I tell you this as a way of showing you how long and rambling this film is in its middle section. One imagines the screenwriter thinking this was all good plot development or at least interesting while he was writing it, but I can assure you it is neither.
Back to the kids and their prank. They stop by the swamp to get some “slime” (they call it “slime” but it’s really just some watery mud) they dig out of a couple of potholes. For some reason, they put the slime inside of garbage bags and they use their hands – not shovels or cups or any other logical device. This bugged me way more than it should have. These characters somehow had the forethought to pick up three trash bags (though why they didn’t use buckets or bowls or some much easier-to-manage slime receptacle is beyond me) but didn’t think they’d need a shovel or cup to scoop it out with is behind belief. That the filmmakers also decided this was perfectly fine is a crime against cinema.
But I digress.
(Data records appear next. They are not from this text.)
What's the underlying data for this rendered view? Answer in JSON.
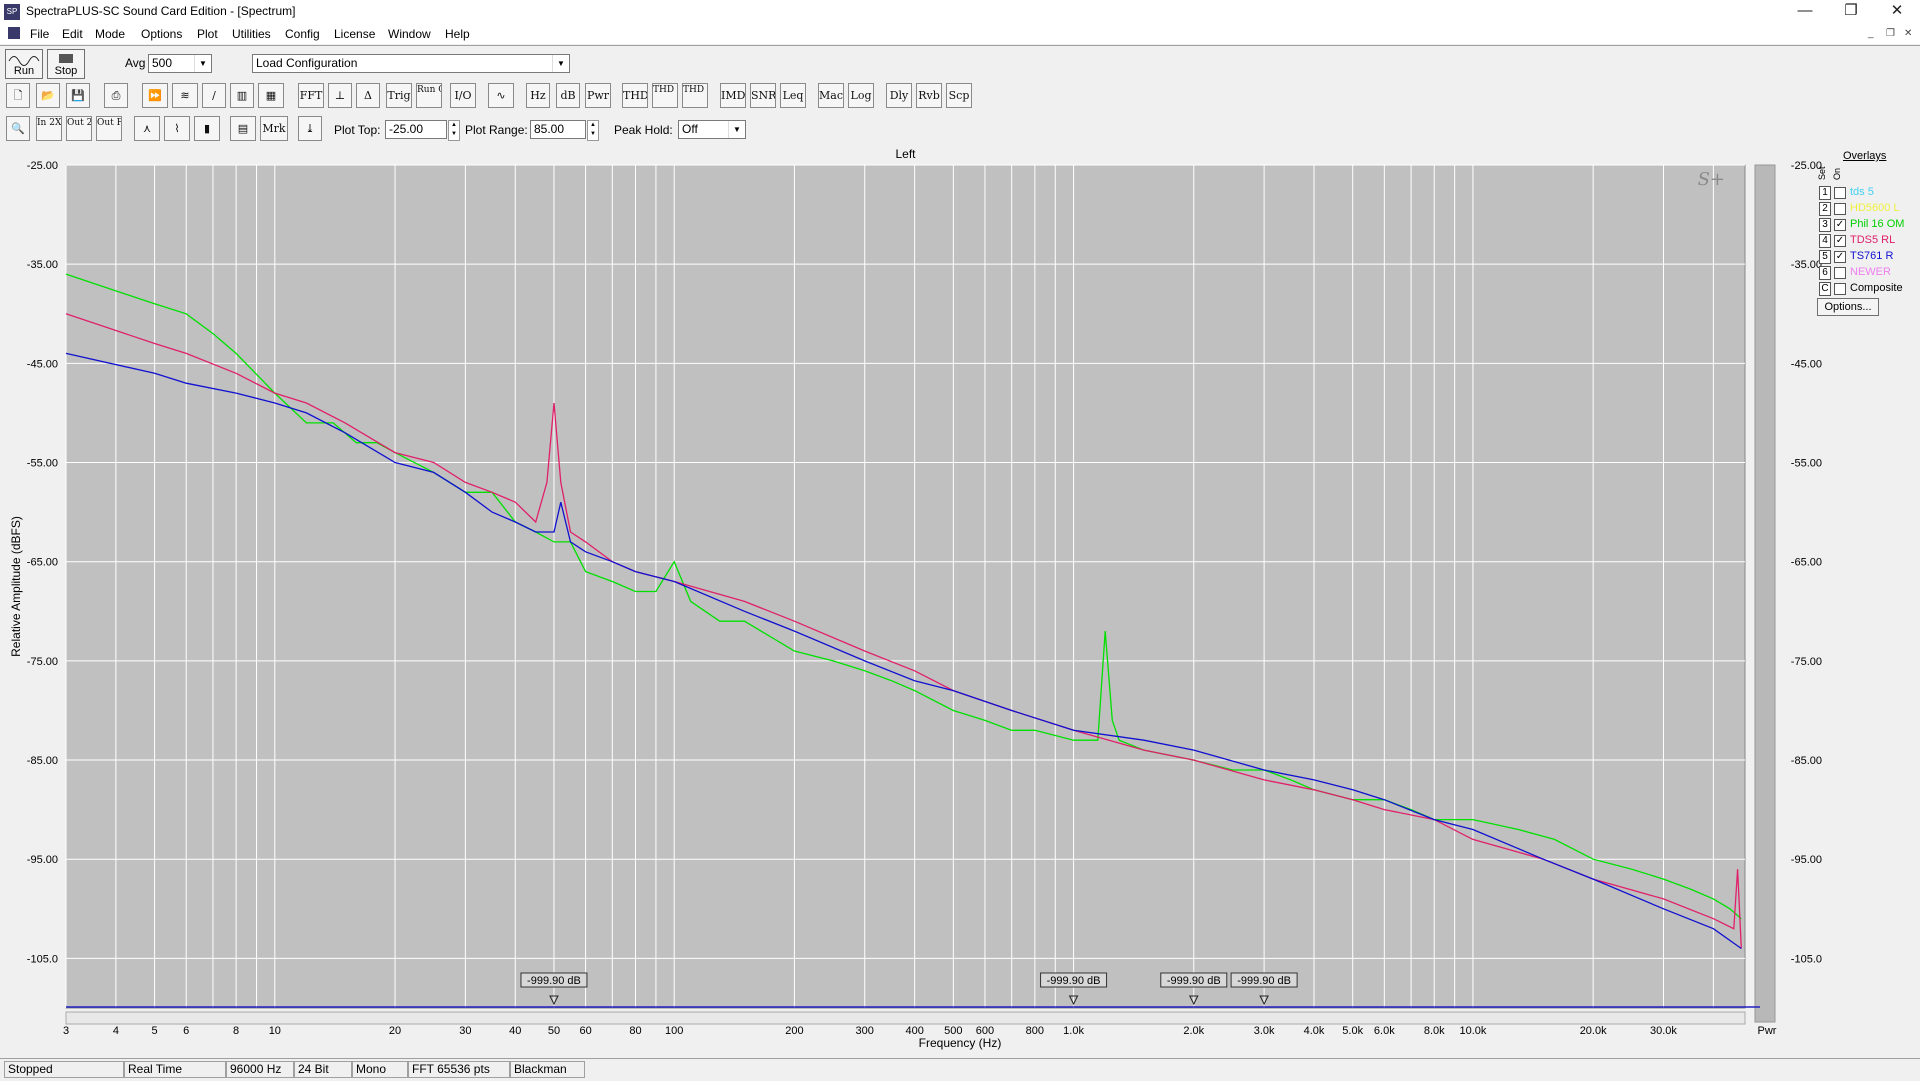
{
  "window": {
    "title": "SpectraPLUS-SC Sound Card Edition - [Spectrum]",
    "app_icon_text": "SP",
    "minimize": "—",
    "restore": "❐",
    "close": "✕"
  },
  "menu": [
    "File",
    "Edit",
    "Mode",
    "Options",
    "Plot",
    "Utilities",
    "Config",
    "License",
    "Window",
    "Help"
  ],
  "mdi_controls": [
    "_",
    "❐",
    "✕"
  ],
  "toolbar": {
    "run_label": "Run",
    "stop_label": "Stop",
    "avg_label": "Avg",
    "avg_value": "500",
    "config_value": "Load Configuration",
    "plot_top_label": "Plot Top:",
    "plot_top_value": "-25.00",
    "plot_range_label": "Plot Range:",
    "plot_range_value": "85.00",
    "peak_hold_label": "Peak Hold:",
    "peak_hold_value": "Off",
    "row2_buttons": [
      "FFT",
      "Trig",
      "Run Ctrl",
      "I/O",
      "Hz",
      "dB",
      "Pwr",
      "THD",
      "THD +N",
      "THD Freq",
      "IMD",
      "SNR",
      "Leq",
      "Mac",
      "Log",
      "Dly",
      "Rvb",
      "Scp"
    ],
    "row3_buttons": [
      "Mrk"
    ],
    "zoom_buttons": [
      "In 2X",
      "Out 2X",
      "Out Full"
    ]
  },
  "plot": {
    "channel_title": "Left",
    "watermark": "S+",
    "y_axis_label": "Relative Amplitude (dBFS)",
    "x_axis_label": "Frequency (Hz)",
    "right_axis_unit": "Pwr",
    "y_ticks": [
      "-25.00",
      "-35.00",
      "-45.00",
      "-55.00",
      "-65.00",
      "-75.00",
      "-85.00",
      "-95.00",
      "-105.0"
    ],
    "x_ticks": [
      "3",
      "4",
      "5",
      "6",
      "8",
      "10",
      "20",
      "30",
      "40",
      "50",
      "60",
      "80",
      "100",
      "200",
      "300",
      "400",
      "500",
      "600",
      "800",
      "1.0k",
      "2.0k",
      "3.0k",
      "4.0k",
      "5.0k",
      "6.0k",
      "8.0k",
      "10.0k",
      "20.0k",
      "30.0k"
    ],
    "markers": [
      "-999.90 dB",
      "-999.90 dB",
      "-999.90 dB",
      "-999.90 dB"
    ],
    "colors": {
      "plot_bg": "#c0c0c0",
      "grid": "#ffffff",
      "green": "#00e000",
      "pink": "#e0206a",
      "blue": "#1010d0"
    }
  },
  "overlays": {
    "header": "Overlays",
    "set_label": "Set",
    "on_label": "On",
    "items": [
      {
        "num": "1",
        "name": "tds 5",
        "checked": false,
        "color": "#40d0f0"
      },
      {
        "num": "2",
        "name": "HD5600 L",
        "checked": false,
        "color": "#f0f040"
      },
      {
        "num": "3",
        "name": "Phil 16 OM",
        "checked": true,
        "color": "#00d000"
      },
      {
        "num": "4",
        "name": "TDS5 RL",
        "checked": true,
        "color": "#e0206a"
      },
      {
        "num": "5",
        "name": "TS761 R",
        "checked": true,
        "color": "#1010d0"
      },
      {
        "num": "6",
        "name": "NEWER",
        "checked": false,
        "color": "#f080f0"
      },
      {
        "num": "C",
        "name": "Composite",
        "checked": false,
        "color": "#000000"
      }
    ],
    "options_label": "Options..."
  },
  "chart_data": {
    "type": "line",
    "title": "Left",
    "xlabel": "Frequency (Hz)",
    "ylabel": "Relative Amplitude (dBFS)",
    "x_scale": "log",
    "xlim": [
      3,
      48000
    ],
    "ylim": [
      -110,
      -25
    ],
    "grid": true,
    "legend_position": "right",
    "series": [
      {
        "name": "Phil 16 OM",
        "color": "#00e000",
        "x": [
          3,
          5,
          6,
          7,
          8,
          10,
          12,
          14,
          16,
          18,
          20,
          25,
          30,
          35,
          40,
          45,
          50,
          55,
          60,
          70,
          80,
          90,
          100,
          110,
          130,
          150,
          200,
          250,
          300,
          350,
          400,
          500,
          600,
          700,
          800,
          1000,
          1150,
          1200,
          1250,
          1300,
          1500,
          2000,
          2500,
          3000,
          3500,
          4000,
          5000,
          6000,
          7000,
          8000,
          10000,
          13000,
          16000,
          20000,
          25000,
          30000,
          35000,
          40000,
          44000,
          47000
        ],
        "y": [
          -36,
          -39,
          -40,
          -42,
          -44,
          -48,
          -51,
          -51,
          -53,
          -53,
          -54,
          -56,
          -58,
          -58,
          -61,
          -62,
          -63,
          -63,
          -66,
          -67,
          -68,
          -68,
          -65,
          -69,
          -71,
          -71,
          -74,
          -75,
          -76,
          -77,
          -78,
          -80,
          -81,
          -82,
          -82,
          -83,
          -83,
          -72,
          -81,
          -83,
          -84,
          -85,
          -86,
          -86,
          -87,
          -88,
          -89,
          -89,
          -90,
          -91,
          -91,
          -92,
          -93,
          -95,
          -96,
          -97,
          -98,
          -99,
          -100,
          -101
        ]
      },
      {
        "name": "TDS5 RL",
        "color": "#e0206a",
        "x": [
          3,
          5,
          6,
          8,
          10,
          12,
          15,
          20,
          25,
          30,
          35,
          40,
          45,
          48,
          50,
          52,
          55,
          60,
          70,
          80,
          100,
          150,
          200,
          300,
          400,
          500,
          700,
          1000,
          1500,
          2000,
          3000,
          4000,
          5000,
          6000,
          8000,
          10000,
          15000,
          20000,
          30000,
          40000,
          45000,
          46000,
          47000
        ],
        "y": [
          -40,
          -43,
          -44,
          -46,
          -48,
          -49,
          -51,
          -54,
          -55,
          -57,
          -58,
          -59,
          -61,
          -57,
          -49,
          -57,
          -62,
          -63,
          -65,
          -66,
          -67,
          -69,
          -71,
          -74,
          -76,
          -78,
          -80,
          -82,
          -84,
          -85,
          -87,
          -88,
          -89,
          -90,
          -91,
          -93,
          -95,
          -97,
          -99,
          -101,
          -102,
          -96,
          -104
        ]
      },
      {
        "name": "TS761 R",
        "color": "#1010d0",
        "x": [
          3,
          5,
          6,
          8,
          10,
          12,
          15,
          20,
          25,
          30,
          35,
          40,
          45,
          50,
          52,
          55,
          60,
          70,
          80,
          100,
          150,
          200,
          300,
          400,
          500,
          700,
          1000,
          1500,
          2000,
          3000,
          4000,
          5000,
          6000,
          8000,
          10000,
          15000,
          20000,
          30000,
          40000,
          47000
        ],
        "y": [
          -44,
          -46,
          -47,
          -48,
          -49,
          -50,
          -52,
          -55,
          -56,
          -58,
          -60,
          -61,
          -62,
          -62,
          -59,
          -63,
          -64,
          -65,
          -66,
          -67,
          -70,
          -72,
          -75,
          -77,
          -78,
          -80,
          -82,
          -83,
          -84,
          -86,
          -87,
          -88,
          -89,
          -91,
          -92,
          -95,
          -97,
          -100,
          -102,
          -104
        ]
      }
    ]
  }
}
The gang takes the bags full of slime to Miss Storm’s house, climbs up on the roof, stomps around, and throws the slime against the windows. This regresses Miss Storm to her childhood and that terrible accident, breaking her mind and sending her into a murderous rage. I won’t spoil what happens next as this is the most interesting part of the film. As noted earlier, the film does have fun killing off characters you expect to live and allowing those you expect to be murdered first to hang around a little longer. The killer is not the typical crazed psychopathic butcher you find in every other slasher flick either.
None of this makes up for the 60 minutes worth of utter tedium you have to sit through to get there, but at least the last 20 minutes of the film do something that entertains.
Arrow Video presents Hell High with a brand new 2K restoration from the original camera negative. Extras include a new commentary from writer/director Douglas Grossman and cinematographer Steven Fierberg, and an archival commentary from Douglas Grossman. Plus an additional commentary from Joe Bob Briggs. There are new interviews with Grossman, Fierberg, actors Christopher Cousins and Maureen Mooney, and composers Rich Macar and Christopher Hyams-Hart. Also included is a tour of the filming sites with author/filmmaker Michael Gingold, a deleted scene, alternate titles, trailers, and TV spots, plus two essays in the full color booklet. In other words, there is way more supplemental material than this film deserves, but eat your heart out anyway.